As with most things in life, there are hard ways and there are easy ways to get things done. Punishing a puppy or dog for a mess that has already happened is the hard way. Using ample supervision and positive reinforcement is the easy way.
Designate a Spot
Designating an appropriate elimination area outdoors and accompanying your dog to this location until he associates this spot with eliminating is a good way to start training your puppy or dog.
The odor left from previous visits to that area will quickly mark it as the place for the pup to do his business. Praise and an occasional food reward also help encourage elimination in a desired area.
To avoid spending a lot of time waiting for your puppy to go potty, simply repeat a unique command as your puppy does his business, such as "hurry up" or "potty" in an upbeat tone of voice. After a few weeks, you will notice that when you say the command your puppy will begin pre-elimination sniffing, circling, then eliminate shortly after you give the command.
Another way to ensure success is to set up a schedule. Start by controlling your puppy's feeding schedule. Meal times should be consistent and arranged so that you will be available to let him out after eating.
To avoid messes while you are away, avoid giving your puppy a large meal prior to confinement. The last feeding of the day should be completed several hours before your puppy is confined for the night.
Still, controlling the feeding schedule is only one way to develop a reliable schedule for eliminating.
Similar scheduling considerations should be taken for exercise sessions, confinement periods, and trips outdoors to the elimination area.
Training a puppy to be comfortable in a crate is a popular way to provide safe confinement during house training. The majority of puppies will rapidly accept crate confinement when you make the introduction fun. Play with him there or spend some time reading or watching television nearby as he relaxes with a favorite chew toy.
Make training a game. Feed your puppy his dinner, one piece at a time, by tossing pieces of kibble into the crate for him to chase and eat. Store toys in the crate so he will enter on his own to play. You may even want to occasionally hide a biscuit in the crate.
When you do have to crate while you are away, make sure you don't use the crate for periods that exceed the length of time the pet can actually control the urge to urinate or defecate.
Left on his own, the untrained puppy is very likely to make a mistake. Close supervision is very important to training. Do not consider your puppy house trained until he has gone at least four consecutive weeks without eliminating in the house.
For older dogs, this period should be even longer. Until then you puppy or dog should be constantly within your eyesight. Baby gates can be helpful to control movement throughout the house and to aid supervision.
When you are away from home, sleeping, or if you are just too busy to monitor your pet's activities, confine him to a small, safe area in the home.
If your dog or puppy squats and urinates when he greets you, he may have a problem called submissive urination. Most young puppies will grow out of this behavior if you are calm, quiet, and avoid reaching toward the head during greetings.
Another helpful approach is to calmly ask your dog to sit for a tasty treat each time someone greets him.

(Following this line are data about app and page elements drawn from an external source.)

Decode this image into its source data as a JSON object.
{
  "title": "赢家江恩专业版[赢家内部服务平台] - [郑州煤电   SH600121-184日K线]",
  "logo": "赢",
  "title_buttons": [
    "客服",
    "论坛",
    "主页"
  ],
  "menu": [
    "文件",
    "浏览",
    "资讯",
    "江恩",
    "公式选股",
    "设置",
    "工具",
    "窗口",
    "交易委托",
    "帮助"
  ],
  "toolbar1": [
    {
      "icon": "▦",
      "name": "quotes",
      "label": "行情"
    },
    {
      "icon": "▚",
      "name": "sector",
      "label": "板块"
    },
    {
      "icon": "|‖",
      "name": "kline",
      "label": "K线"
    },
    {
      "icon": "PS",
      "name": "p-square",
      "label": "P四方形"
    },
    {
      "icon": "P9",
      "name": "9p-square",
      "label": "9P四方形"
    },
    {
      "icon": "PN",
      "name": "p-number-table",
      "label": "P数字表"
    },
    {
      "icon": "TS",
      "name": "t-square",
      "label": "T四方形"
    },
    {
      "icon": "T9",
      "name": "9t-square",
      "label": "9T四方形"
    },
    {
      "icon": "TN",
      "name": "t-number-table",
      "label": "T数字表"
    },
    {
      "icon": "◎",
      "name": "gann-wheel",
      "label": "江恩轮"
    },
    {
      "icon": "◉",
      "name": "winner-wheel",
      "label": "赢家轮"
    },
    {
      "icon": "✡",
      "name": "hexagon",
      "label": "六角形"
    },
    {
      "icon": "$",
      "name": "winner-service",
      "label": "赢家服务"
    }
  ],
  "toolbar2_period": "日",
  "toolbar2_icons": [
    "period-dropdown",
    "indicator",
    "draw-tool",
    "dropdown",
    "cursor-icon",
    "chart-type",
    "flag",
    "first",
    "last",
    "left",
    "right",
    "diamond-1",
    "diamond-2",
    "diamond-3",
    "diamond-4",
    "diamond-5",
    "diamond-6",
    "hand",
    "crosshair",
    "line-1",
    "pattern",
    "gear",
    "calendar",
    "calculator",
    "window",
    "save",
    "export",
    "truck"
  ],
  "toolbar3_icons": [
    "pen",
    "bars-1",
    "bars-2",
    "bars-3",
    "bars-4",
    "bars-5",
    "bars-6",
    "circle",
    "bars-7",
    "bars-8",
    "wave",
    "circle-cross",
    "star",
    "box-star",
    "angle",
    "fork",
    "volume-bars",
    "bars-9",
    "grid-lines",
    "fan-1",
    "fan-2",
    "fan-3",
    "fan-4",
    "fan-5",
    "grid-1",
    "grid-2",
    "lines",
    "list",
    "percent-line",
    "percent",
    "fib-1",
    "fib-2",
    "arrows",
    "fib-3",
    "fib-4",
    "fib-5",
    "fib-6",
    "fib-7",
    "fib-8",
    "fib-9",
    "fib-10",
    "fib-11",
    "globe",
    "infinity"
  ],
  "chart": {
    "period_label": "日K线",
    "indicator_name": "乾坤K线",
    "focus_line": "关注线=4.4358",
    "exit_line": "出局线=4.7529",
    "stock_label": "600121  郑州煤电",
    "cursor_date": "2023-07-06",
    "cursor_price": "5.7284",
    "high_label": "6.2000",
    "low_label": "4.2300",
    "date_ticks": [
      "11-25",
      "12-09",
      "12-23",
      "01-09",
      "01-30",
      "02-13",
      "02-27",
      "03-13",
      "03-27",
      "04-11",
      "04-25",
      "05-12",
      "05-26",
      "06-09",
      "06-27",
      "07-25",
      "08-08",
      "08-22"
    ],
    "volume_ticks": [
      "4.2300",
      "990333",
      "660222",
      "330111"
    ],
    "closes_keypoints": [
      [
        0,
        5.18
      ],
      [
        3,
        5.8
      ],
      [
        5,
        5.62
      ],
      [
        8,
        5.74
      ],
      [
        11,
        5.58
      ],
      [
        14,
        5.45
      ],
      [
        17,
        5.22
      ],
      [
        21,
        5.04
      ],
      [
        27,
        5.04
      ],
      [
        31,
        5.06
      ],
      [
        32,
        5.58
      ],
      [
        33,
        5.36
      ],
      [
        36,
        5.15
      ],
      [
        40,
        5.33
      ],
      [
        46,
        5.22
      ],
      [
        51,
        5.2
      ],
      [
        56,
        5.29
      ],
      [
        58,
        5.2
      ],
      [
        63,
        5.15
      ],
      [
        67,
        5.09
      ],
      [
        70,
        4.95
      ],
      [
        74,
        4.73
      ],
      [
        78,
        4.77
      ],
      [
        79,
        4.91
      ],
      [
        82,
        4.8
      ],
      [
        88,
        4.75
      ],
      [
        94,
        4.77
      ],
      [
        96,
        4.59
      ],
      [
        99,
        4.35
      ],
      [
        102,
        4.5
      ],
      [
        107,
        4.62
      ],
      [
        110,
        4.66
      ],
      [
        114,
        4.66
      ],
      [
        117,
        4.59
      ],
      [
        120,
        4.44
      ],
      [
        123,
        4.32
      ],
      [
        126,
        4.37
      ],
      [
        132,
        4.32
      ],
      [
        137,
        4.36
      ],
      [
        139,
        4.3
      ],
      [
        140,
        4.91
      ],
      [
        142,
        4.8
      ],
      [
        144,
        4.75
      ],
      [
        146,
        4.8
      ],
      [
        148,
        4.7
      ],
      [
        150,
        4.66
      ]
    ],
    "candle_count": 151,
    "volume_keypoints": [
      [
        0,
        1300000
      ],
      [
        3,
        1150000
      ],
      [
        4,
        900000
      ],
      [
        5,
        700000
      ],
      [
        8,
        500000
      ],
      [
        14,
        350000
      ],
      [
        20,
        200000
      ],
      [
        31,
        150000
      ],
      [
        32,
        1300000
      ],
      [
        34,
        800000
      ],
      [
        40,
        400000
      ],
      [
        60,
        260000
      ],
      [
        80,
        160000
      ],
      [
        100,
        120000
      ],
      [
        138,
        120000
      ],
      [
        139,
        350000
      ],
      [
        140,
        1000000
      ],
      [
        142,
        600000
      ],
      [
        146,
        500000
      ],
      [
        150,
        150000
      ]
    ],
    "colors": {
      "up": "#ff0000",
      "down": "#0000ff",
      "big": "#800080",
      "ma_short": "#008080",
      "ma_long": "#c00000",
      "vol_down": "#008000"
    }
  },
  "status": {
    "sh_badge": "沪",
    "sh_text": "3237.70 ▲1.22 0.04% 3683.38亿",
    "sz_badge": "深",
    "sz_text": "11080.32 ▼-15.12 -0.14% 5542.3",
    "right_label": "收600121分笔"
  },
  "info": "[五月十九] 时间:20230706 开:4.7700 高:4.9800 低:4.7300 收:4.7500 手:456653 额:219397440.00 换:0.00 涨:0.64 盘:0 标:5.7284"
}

What to Do (and What Not to Do)
It is a rare dog or puppy that can be house trained without making an occasional mess. You need to be ready to handle the inevitable problems.
Urine and fecal odor should be thoroughly removed to keep your dog from returning to areas of the home where he made a mess. Be sure to use a good commercial product manufactured specifically to clean up pet odors and follow the manufacturer's recommendations for usage.
Rooms in the home where your dog has had frequent mistakes should be closed for several months. He should only be allowed to enter when accompanied by a family member.
If you see your dog getting ready to mess in the house, interrupt your dog with a "Outside" and lead your dog to the appropriate spot. Just do not be too loud or your pet may learn to avoid eliminating in front of you, even outdoors.
Finally, don't rely on harsh punishment to correct mistakes. It usually doesn't work, and may delay training.
The basic principles of house training are pretty simple; but a fair amount of patience is required. The most challenging part is always keeping an eye on your dog or puppy. If you maintain control, take your dog outdoors frequently, and consistently praise the desirable behavior, soon you should have a house trained canine companion.
Keep these points in mind as you work with your pet:
Expect an occasional mess
Invest in a good commercial product to clean up mess
Restrict access to areas where messes have occurred
Don't punish mistakes!